Allow also for light absorption in the room, for example, if the walls are dark colored, and also personal preferences for brightness. For your visualization you may sometimes also choose to over-emphasize the artificial lighting.
4.2: LED signage:
Outdoor LED signs can range from 5,000 to 8,000 nits or higher.
Indoor LED signs from 1,000 to 2,000 Nits.
4.3: HDR TVs:
"Better-performing HDR TVs typically generate at least 600 Nits of peak brightness, with top performers hitting 1,000 Nits or more.
But many HDR TVs produce only 100 to 300 Nits....
In comparison, typical televisions range from 500 to 1,000 Nits."
- External Link: Everything You Need to Know About 4K HDR TVs)
4.4: Lumens for a space:
See this site for a guide and for a general calculator of Lumens a room may need:
"1000-3000 lumens per 100 Square Feet
If you're lighting up a new space or don't have a reference point to compare with incandescent or fluorescent lamps, you can also estimate your lighting needs by square footage.
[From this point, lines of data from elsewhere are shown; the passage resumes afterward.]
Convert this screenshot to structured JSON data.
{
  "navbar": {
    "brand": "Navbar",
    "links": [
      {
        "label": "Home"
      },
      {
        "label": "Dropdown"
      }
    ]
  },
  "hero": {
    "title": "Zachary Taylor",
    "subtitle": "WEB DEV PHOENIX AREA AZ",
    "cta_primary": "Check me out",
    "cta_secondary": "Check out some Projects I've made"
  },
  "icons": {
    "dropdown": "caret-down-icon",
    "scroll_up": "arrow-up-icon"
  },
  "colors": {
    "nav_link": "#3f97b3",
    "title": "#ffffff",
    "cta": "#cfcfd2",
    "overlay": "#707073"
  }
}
For every 100 square feet, 1000 lumens is sufficient for low-light level areas such as living rooms and lounge areas, while task-oriented spaces may require up to 3000 lumens or more."
- External Link: How many lumens do I need for my space?
- External Link: Lumen Estimation Calculator
- External Link: Lumens Calculator: How to Determine Total Required Lumens for Your Space
4.5: Need to work with Watts and get some general guides on LEDs such as LED Light Bulb A19 and LED Recessed Ceiling Light, etc:
- External Link: Lumens vs Nits : What’s the Difference?
- (1) External Link: Nits vs Lumens vs Luminance
External Link: LED Lighting: How Many Lumens is Enough?
- Knowledge Base: Why do you get artifacts, blotches or patchy looking renders with Ray Tracing?